Start of Block

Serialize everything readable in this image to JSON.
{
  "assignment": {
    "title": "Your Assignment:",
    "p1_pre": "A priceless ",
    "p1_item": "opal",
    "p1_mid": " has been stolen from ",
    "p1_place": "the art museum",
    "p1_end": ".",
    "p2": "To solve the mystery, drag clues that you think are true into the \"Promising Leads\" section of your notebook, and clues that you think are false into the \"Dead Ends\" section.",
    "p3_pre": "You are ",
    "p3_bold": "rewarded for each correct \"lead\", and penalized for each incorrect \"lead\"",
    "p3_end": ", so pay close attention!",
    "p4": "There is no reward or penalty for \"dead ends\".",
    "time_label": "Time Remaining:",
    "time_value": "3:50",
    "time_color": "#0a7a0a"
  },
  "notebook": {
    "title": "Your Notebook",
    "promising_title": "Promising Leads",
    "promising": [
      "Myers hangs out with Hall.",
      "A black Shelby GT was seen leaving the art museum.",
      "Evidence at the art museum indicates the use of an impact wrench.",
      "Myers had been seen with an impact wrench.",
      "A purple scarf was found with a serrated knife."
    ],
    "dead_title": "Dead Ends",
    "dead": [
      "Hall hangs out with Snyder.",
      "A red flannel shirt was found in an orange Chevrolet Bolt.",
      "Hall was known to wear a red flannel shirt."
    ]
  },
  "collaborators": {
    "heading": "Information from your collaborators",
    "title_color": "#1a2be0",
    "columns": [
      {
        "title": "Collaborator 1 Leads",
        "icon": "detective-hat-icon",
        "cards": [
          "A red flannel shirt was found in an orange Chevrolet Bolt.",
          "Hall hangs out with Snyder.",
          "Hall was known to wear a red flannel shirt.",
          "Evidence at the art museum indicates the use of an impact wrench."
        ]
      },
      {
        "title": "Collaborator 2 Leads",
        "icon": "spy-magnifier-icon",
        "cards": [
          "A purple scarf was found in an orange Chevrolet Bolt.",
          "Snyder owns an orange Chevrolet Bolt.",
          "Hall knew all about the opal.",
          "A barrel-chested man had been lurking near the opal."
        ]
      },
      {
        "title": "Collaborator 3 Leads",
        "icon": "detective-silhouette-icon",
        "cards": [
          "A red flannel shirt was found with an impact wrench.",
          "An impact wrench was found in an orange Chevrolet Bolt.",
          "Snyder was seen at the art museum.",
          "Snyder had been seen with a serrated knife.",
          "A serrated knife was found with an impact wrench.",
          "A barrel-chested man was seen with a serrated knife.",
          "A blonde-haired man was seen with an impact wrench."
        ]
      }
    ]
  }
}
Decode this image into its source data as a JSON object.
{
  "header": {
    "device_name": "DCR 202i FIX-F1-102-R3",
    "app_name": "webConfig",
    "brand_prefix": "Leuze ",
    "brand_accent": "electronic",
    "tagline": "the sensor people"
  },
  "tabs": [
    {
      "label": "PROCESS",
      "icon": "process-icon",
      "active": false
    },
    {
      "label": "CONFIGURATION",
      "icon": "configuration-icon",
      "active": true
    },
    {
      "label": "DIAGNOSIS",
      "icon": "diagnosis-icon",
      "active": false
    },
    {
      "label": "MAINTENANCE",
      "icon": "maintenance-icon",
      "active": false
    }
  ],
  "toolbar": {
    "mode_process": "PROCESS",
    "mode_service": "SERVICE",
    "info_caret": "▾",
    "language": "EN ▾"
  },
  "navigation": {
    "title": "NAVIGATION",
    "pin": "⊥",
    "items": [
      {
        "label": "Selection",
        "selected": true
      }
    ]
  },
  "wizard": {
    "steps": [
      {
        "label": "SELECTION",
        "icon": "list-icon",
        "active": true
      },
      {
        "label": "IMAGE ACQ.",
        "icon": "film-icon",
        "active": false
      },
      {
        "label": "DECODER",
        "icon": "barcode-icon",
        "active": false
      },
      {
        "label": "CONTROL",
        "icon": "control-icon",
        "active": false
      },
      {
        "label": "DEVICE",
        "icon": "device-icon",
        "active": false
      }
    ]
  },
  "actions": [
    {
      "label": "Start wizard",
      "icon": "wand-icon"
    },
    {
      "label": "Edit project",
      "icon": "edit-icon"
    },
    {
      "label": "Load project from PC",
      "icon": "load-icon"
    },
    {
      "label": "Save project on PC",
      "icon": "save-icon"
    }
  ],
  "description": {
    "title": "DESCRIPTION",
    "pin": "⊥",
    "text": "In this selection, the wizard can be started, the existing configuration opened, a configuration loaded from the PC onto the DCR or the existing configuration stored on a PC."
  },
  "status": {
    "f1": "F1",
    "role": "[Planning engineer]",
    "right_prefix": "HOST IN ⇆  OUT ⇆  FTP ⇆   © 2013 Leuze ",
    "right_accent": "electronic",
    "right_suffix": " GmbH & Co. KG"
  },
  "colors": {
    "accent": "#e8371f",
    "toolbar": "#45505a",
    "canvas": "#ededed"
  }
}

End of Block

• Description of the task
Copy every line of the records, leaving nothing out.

• Written response
Serialize everything readable in this image to JSON.
{
  "assignment": {
    "title": "Your Assignment:",
    "p1_pre": "A priceless ",
    "p1_item": "opal",
    "p1_mid": " has been stolen from ",
    "p1_place": "the art museum",
    "p1_end": ".",
    "p2": "To solve the mystery, drag clues that you think are true into the \"Promising Leads\" section of your notebook, and clues that you think are false into the \"Dead Ends\" section.",
    "p3_pre": "You are ",
    "p3_bold": "rewarded for each correct \"lead\", and penalized for each incorrect \"lead\"",
    "p3_end": ", so pay close attention!",
    "p4": "There is no reward or penalty for \"dead ends\".",
    "time_label": "Time Remaining:",
    "time_value": "3:50",
    "time_color": "#0a7a0a"
  },
  "notebook": {
    "title": "Your Notebook",
    "promising_title": "Promising Leads",
    "promising": [
      "Myers hangs out with Hall.",
      "A black Shelby GT was seen leaving the art museum.",
      "Evidence at the art museum indicates the use of an impact wrench.",
      "Myers had been seen with an impact wrench.",
      "A purple scarf was found with a serrated knife."
    ],
    "dead_title": "Dead Ends",
    "dead": [
      "Hall hangs out with Snyder.",
      "A red flannel shirt was found in an orange Chevrolet Bolt.",
      "Hall was known to wear a red flannel shirt."
    ]
  },
  "collaborators": {
    "heading": "Information from your collaborators",
    "title_color": "#1a2be0",
    "columns": [
      {
        "title": "Collaborator 1 Leads",
        "icon": "detective-hat-icon",
        "cards": [
          "A red flannel shirt was found in an orange Chevrolet Bolt.",
          "Hall hangs out with Snyder.",
          "Hall was known to wear a red flannel shirt.",
          "Evidence at the art museum indicates the use of an impact wrench."
        ]
      },
      {
        "title": "Collaborator 2 Leads",
        "icon": "spy-magnifier-icon",
        "cards": [
          "A purple scarf was found in an orange Chevrolet Bolt.",
          "Snyder owns an orange Chevrolet Bolt.",
          "Hall knew all about the opal.",
          "A barrel-chested man had been lurking near the opal."
        ]
      },
      {
        "title": "Collaborator 3 Leads",
        "icon": "detective-silhouette-icon",
        "cards": [
          "A red flannel shirt was found with an impact wrench.",
          "An impact wrench was found in an orange Chevrolet Bolt.",
          "Snyder was seen at the art museum.",
          "Snyder had been seen with a serrated knife.",
          "A serrated knife was found with an impact wrench.",
          "A barrel-chested man was seen with a serrated knife.",
          "A blonde-haired man was seen with an impact wrench."
        ]
      }
    ]
  }
}
Decode this image into its source data as a JSON object.
{
  "header": {
    "device_name": "DCR 202i FIX-F1-102-R3",
    "app_name": "webConfig",
    "brand_prefix": "Leuze ",
    "brand_accent": "electronic",
    "tagline": "the sensor people"
  },
  "tabs": [
    {
      "label": "PROCESS",
      "icon": "process-icon",
      "active": false
    },
    {
      "label": "CONFIGURATION",
      "icon": "configuration-icon",
      "active": true
    },
    {
      "label": "DIAGNOSIS",
      "icon": "diagnosis-icon",
      "active": false
    },
    {
      "label": "MAINTENANCE",
      "icon": "maintenance-icon",
      "active": false
    }
  ],
  "toolbar": {
    "mode_process": "PROCESS",
    "mode_service": "SERVICE",
    "info_caret": "▾",
    "language": "EN ▾"
  },
  "navigation": {
    "title": "NAVIGATION",
    "pin": "⊥",
    "items": [
      {
        "label": "Selection",
        "selected": true
      }
    ]
  },
  "wizard": {
    "steps": [
      {
        "label": "SELECTION",
        "icon": "list-icon",
        "active": true
      },
      {
        "label": "IMAGE ACQ.",
        "icon": "film-icon",
        "active": false
      },
      {
        "label": "DECODER",
        "icon": "barcode-icon",
        "active": false
      },
      {
        "label": "CONTROL",
        "icon": "control-icon",
        "active": false
      },
      {
        "label": "DEVICE",
        "icon": "device-icon",
        "active": false
      }
    ]
  },
  "actions": [
    {
      "label": "Start wizard",
      "icon": "wand-icon"
    },
    {
      "label": "Edit project",
      "icon": "edit-icon"
    },
    {
      "label": "Load project from PC",
      "icon": "load-icon"
    },
    {
      "label": "Save project on PC",
      "icon": "save-icon"
    }
  ],
  "description": {
    "title": "DESCRIPTION",
    "pin": "⊥",
    "text": "In this selection, the wizard can be started, the existing configuration opened, a configuration loaded from the PC onto the DCR or the existing configuration stored on a PC."
  },
  "status": {
    "f1": "F1",
    "role": "[Planning engineer]",
    "right_prefix": "HOST IN ⇆  OUT ⇆  FTP ⇆   © 2013 Leuze ",
    "right_accent": "electronic",
    "right_suffix": " GmbH & Co. KG"
  },
  "colors": {
    "accent": "#e8371f",
    "toolbar": "#45505a",
    "canvas": "#ededed"
  }
}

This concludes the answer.